Component data from apps and pages:

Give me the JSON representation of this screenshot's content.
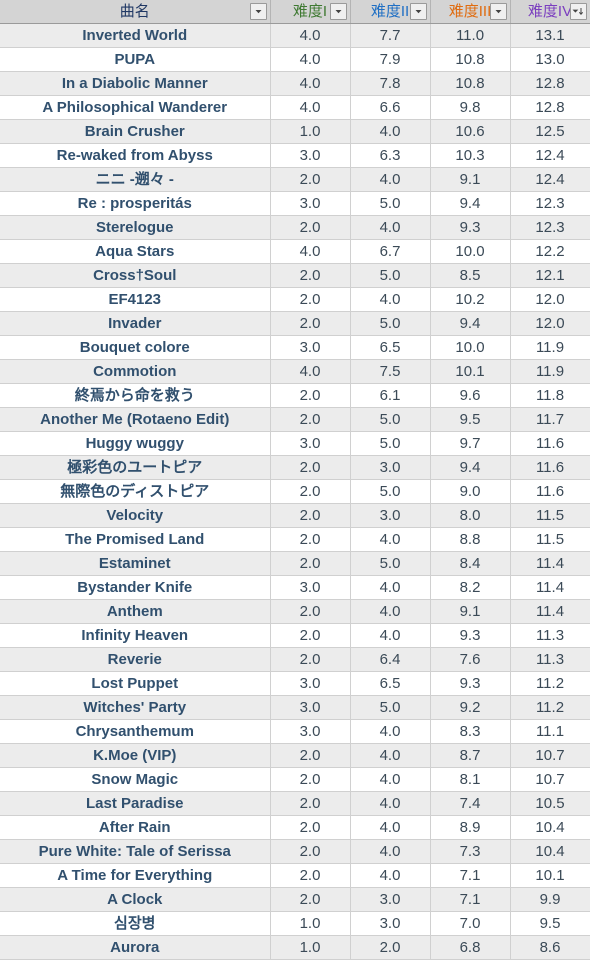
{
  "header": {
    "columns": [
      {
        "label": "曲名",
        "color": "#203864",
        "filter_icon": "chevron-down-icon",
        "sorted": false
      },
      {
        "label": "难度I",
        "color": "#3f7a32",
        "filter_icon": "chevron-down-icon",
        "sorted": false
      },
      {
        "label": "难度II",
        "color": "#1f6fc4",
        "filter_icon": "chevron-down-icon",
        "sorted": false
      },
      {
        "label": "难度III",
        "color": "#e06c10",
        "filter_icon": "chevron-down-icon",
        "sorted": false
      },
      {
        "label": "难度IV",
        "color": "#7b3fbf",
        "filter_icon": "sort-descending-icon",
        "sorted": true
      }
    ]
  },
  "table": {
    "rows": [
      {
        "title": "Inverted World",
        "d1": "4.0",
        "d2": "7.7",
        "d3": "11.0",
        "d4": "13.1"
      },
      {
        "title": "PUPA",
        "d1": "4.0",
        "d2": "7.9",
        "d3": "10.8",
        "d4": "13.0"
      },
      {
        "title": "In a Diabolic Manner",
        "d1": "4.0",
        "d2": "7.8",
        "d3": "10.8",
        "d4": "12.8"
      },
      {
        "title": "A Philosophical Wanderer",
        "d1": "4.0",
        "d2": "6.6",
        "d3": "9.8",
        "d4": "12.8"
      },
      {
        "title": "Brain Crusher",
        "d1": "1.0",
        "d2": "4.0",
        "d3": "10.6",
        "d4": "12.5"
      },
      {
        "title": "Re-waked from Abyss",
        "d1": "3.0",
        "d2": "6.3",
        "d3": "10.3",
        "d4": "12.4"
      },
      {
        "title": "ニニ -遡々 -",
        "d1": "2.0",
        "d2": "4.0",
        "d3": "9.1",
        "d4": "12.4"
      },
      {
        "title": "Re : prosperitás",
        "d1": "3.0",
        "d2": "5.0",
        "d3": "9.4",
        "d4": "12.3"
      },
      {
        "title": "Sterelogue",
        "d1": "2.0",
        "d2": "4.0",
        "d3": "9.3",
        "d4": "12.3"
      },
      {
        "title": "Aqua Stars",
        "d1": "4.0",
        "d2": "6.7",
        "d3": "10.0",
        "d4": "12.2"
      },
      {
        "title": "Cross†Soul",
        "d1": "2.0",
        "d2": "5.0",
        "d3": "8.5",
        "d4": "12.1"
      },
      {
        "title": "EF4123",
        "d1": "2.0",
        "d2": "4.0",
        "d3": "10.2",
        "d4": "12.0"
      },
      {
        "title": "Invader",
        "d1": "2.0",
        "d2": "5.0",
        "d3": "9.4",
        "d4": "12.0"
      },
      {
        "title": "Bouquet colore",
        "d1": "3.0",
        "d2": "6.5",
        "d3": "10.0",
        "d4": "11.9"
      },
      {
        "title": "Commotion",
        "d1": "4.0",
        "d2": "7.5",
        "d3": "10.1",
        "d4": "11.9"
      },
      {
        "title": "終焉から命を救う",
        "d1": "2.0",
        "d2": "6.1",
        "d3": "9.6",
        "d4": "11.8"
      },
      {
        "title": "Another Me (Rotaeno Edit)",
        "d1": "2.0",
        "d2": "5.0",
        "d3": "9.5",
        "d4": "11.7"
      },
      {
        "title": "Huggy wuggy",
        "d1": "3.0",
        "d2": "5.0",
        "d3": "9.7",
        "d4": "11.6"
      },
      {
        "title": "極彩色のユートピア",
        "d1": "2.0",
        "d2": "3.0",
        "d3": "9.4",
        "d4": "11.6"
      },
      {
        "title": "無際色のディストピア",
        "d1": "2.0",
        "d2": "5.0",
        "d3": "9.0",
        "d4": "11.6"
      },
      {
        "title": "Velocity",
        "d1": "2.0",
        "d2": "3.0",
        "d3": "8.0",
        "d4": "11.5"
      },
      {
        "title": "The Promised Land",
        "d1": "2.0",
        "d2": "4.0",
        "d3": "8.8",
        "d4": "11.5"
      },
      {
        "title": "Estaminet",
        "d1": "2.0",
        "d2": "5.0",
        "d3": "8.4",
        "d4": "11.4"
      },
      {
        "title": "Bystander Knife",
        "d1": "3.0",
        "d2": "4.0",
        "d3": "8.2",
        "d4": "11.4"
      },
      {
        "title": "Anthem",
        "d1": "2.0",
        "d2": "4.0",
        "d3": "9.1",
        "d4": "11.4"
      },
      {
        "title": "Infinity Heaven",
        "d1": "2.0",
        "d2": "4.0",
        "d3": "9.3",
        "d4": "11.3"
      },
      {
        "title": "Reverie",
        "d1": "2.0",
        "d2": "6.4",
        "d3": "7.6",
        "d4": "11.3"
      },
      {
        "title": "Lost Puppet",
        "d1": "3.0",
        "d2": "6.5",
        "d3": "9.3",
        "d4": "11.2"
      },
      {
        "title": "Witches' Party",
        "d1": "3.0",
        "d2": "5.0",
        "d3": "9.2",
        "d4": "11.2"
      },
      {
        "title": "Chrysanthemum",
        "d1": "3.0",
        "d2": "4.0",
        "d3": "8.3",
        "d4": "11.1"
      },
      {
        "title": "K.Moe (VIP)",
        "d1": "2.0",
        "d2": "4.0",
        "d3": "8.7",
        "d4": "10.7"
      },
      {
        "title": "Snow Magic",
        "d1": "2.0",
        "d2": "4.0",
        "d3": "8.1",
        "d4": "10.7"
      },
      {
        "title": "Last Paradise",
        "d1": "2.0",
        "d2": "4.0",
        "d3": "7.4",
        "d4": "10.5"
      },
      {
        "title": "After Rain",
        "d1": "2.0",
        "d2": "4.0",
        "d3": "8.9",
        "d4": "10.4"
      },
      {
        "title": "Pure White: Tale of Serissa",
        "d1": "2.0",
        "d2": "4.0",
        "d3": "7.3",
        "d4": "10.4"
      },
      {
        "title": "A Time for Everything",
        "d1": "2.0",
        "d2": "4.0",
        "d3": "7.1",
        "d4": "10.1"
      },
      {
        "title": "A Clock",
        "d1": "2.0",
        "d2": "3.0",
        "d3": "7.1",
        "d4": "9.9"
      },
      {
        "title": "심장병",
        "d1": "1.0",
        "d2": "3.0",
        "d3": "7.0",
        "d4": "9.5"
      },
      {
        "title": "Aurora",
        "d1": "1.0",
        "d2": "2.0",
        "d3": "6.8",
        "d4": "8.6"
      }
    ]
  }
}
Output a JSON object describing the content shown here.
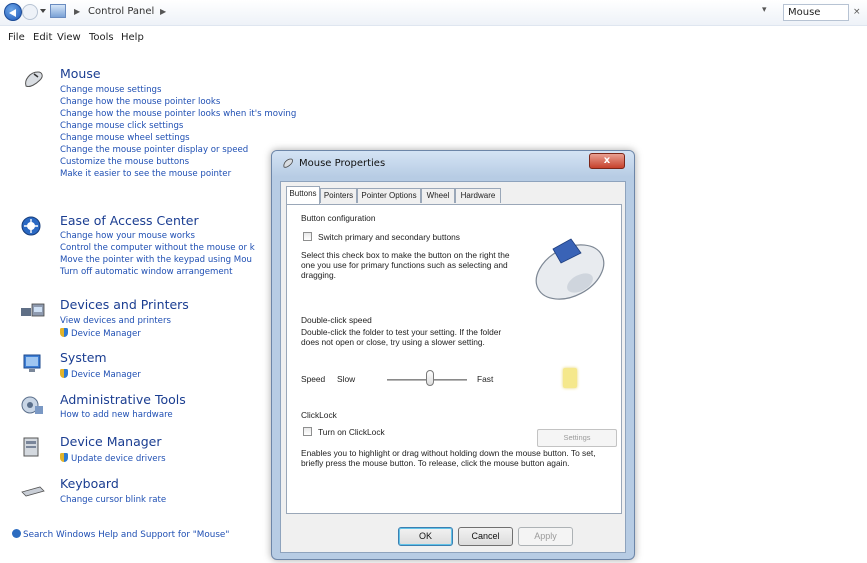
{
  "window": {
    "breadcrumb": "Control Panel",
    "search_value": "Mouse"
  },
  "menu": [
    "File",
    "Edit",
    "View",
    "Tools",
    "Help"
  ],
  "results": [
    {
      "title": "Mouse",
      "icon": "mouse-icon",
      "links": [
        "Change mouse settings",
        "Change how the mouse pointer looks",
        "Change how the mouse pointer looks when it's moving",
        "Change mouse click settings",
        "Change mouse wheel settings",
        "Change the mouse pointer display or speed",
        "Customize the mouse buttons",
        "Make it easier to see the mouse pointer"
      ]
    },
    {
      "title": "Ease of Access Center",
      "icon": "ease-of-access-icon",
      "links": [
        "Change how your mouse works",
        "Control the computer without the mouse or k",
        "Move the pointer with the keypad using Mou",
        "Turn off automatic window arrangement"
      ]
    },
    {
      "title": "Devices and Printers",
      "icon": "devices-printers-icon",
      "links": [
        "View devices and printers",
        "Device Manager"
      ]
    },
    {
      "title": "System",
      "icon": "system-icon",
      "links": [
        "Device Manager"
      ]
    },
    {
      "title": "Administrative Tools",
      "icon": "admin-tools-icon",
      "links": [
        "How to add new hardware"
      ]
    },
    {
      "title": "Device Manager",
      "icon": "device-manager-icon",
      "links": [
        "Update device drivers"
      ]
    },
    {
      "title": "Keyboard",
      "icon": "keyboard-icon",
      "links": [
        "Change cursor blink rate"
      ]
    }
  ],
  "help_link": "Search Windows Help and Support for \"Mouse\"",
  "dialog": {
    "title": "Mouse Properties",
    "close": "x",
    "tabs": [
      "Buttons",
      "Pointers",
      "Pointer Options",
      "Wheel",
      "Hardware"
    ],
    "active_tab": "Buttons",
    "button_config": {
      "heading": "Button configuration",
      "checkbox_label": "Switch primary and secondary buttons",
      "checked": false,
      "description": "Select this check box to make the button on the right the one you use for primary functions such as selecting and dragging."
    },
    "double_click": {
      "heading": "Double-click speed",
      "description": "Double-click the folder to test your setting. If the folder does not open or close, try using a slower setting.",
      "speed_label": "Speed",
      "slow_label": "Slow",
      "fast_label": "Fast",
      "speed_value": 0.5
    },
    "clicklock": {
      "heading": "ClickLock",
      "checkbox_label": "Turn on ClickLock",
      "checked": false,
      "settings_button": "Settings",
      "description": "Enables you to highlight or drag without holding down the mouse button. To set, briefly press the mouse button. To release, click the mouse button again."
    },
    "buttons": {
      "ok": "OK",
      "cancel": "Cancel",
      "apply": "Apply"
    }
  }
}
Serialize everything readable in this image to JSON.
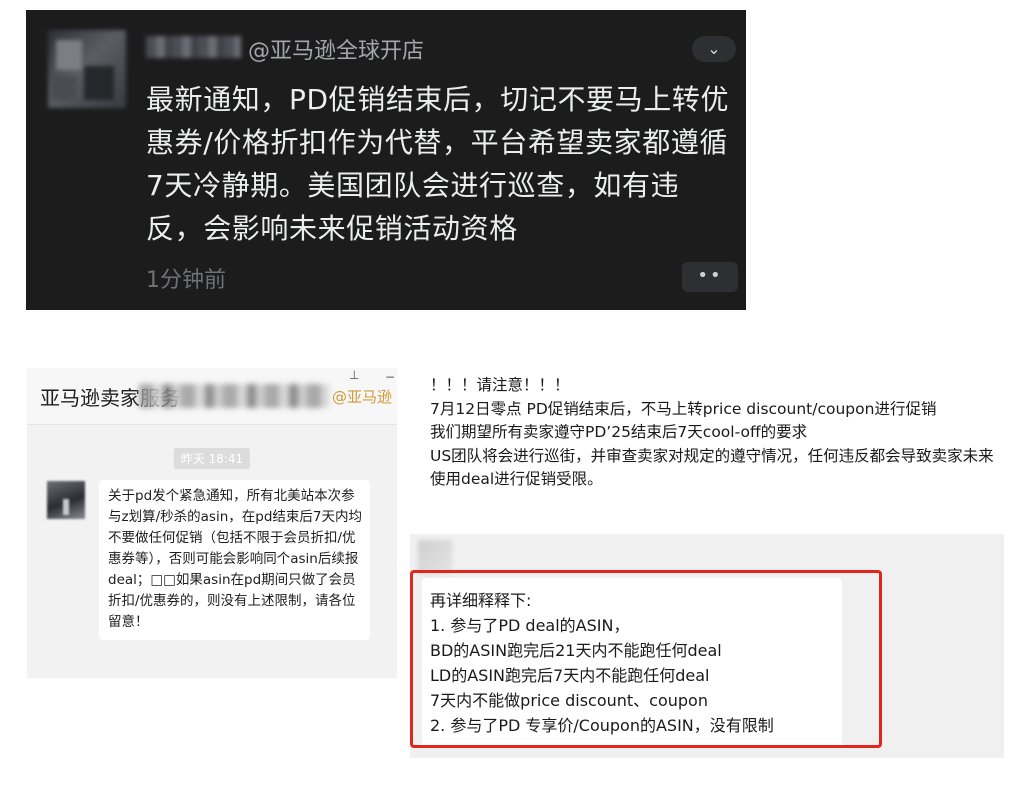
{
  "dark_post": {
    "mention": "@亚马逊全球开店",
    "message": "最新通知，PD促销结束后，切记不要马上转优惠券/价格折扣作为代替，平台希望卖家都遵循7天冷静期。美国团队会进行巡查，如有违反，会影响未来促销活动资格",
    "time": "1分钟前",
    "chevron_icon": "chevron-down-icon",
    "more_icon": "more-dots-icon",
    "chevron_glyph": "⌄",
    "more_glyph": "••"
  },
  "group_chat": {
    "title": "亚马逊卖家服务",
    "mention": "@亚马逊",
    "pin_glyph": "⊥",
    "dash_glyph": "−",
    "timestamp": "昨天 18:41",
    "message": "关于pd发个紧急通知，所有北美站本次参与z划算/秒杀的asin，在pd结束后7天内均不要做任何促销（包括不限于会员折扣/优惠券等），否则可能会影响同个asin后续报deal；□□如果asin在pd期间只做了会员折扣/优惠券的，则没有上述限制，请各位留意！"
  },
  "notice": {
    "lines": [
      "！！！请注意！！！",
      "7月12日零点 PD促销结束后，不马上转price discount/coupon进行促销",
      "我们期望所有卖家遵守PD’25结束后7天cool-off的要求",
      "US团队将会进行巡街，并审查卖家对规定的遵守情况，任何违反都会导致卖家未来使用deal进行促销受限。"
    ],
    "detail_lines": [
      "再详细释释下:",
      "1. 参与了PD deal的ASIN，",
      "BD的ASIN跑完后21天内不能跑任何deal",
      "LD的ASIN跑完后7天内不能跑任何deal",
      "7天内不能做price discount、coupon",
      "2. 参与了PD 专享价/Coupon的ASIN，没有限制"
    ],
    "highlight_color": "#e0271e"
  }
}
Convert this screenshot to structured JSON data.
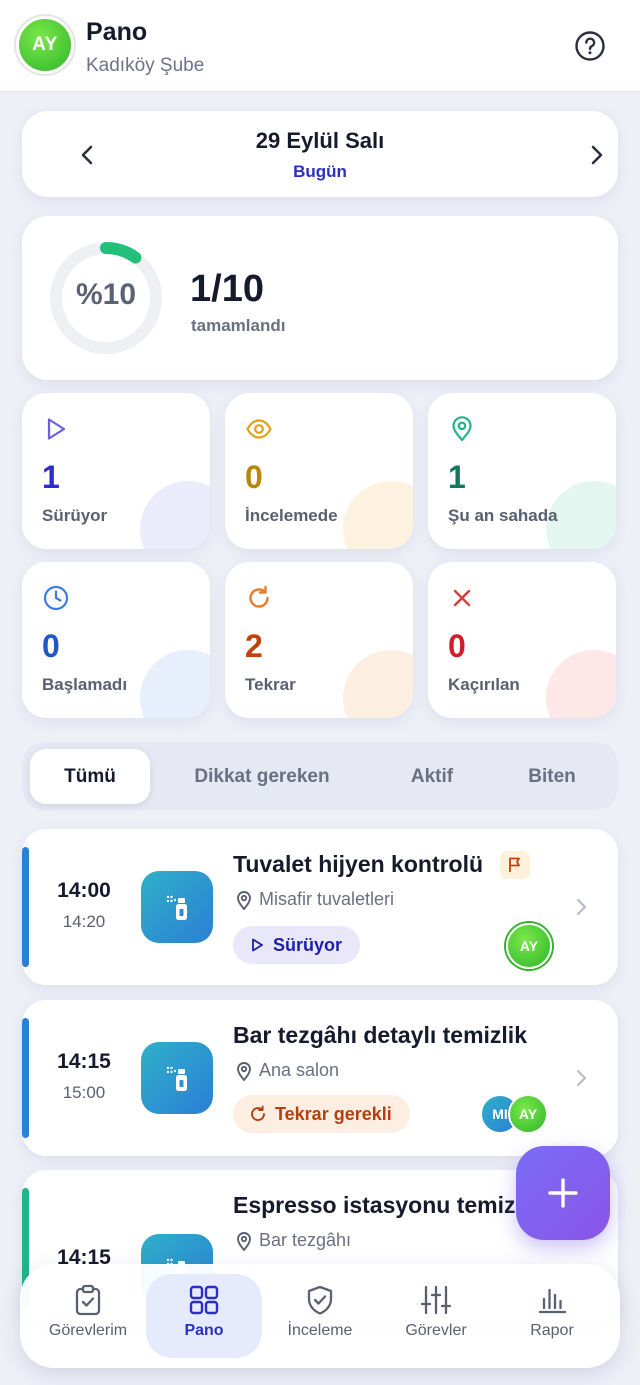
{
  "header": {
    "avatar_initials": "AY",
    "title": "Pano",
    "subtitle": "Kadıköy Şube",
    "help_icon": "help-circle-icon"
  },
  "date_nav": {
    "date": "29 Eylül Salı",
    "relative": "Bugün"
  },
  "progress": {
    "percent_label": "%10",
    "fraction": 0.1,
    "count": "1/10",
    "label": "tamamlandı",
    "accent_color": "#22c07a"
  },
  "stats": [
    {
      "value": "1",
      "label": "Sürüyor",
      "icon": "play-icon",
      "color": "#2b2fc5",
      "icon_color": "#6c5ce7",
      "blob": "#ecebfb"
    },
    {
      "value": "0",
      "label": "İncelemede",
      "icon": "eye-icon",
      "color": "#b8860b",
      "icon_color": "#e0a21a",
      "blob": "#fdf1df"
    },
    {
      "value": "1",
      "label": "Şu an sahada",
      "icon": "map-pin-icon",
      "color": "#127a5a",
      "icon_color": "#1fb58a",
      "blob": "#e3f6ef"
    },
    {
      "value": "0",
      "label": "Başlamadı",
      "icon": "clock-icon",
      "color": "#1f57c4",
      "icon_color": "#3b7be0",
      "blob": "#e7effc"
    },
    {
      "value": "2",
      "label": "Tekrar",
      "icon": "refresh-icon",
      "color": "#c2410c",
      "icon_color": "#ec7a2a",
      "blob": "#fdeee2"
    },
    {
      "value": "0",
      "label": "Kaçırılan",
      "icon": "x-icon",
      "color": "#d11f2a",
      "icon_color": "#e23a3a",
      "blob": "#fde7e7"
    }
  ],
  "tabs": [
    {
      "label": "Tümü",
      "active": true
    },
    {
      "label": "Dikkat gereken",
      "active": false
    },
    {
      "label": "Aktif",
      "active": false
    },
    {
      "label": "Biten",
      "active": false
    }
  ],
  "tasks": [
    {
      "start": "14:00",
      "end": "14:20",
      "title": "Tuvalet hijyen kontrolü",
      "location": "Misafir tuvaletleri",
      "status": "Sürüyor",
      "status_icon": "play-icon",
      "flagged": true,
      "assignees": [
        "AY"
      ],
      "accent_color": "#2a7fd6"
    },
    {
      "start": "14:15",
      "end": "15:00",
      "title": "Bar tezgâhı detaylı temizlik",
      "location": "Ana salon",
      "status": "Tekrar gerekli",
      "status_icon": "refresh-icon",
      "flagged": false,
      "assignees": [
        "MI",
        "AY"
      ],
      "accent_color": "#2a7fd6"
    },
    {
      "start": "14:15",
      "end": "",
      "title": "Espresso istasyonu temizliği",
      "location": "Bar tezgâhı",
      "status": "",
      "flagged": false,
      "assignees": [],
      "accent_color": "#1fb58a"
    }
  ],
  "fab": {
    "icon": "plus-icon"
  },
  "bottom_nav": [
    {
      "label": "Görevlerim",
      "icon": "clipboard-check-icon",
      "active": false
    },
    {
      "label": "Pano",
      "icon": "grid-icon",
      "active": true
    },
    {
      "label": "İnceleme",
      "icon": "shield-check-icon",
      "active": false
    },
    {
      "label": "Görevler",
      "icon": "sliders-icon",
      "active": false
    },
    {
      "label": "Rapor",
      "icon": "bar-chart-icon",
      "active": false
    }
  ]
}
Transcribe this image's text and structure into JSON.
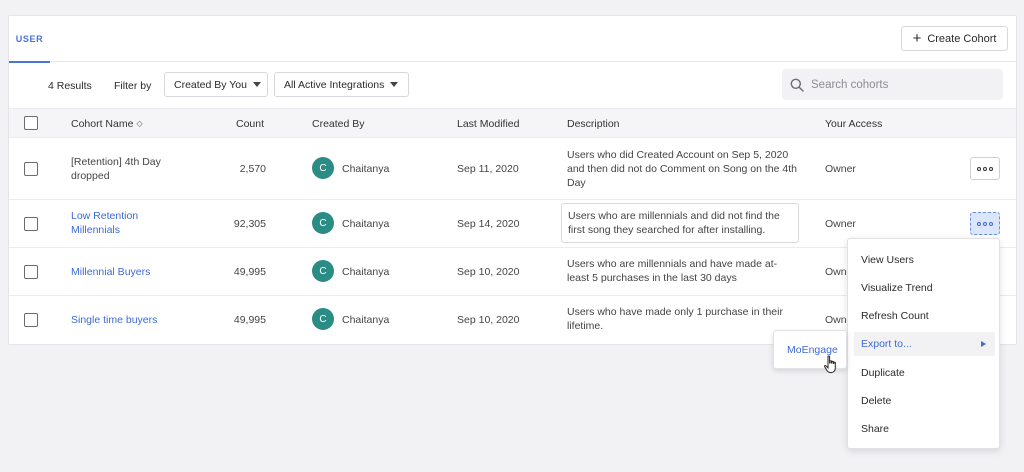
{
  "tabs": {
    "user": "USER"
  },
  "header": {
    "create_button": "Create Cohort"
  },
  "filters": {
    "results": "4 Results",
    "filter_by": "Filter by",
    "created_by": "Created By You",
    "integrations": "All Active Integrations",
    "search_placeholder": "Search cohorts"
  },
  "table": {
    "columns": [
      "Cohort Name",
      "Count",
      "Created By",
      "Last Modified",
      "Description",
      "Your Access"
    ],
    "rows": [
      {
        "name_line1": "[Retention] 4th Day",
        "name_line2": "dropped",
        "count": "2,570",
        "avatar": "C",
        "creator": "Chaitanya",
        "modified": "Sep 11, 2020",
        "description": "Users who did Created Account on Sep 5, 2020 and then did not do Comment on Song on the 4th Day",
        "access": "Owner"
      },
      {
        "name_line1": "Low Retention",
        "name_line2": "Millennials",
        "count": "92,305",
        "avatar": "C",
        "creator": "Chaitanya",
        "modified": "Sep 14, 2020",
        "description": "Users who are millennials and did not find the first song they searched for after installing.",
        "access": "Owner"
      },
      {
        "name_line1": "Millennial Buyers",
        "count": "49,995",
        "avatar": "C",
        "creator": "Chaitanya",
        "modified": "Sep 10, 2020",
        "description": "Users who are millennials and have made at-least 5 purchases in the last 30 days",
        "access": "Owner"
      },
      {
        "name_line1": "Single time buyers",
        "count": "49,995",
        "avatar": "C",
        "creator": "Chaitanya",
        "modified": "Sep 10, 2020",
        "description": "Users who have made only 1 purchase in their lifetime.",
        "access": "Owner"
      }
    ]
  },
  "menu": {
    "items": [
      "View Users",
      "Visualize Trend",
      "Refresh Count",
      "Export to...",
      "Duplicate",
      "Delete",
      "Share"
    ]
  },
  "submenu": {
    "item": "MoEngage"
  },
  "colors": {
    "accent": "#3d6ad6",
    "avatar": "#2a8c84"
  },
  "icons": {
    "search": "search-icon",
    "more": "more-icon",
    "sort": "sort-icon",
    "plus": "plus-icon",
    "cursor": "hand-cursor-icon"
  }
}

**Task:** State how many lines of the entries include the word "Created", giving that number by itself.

**Response:** 3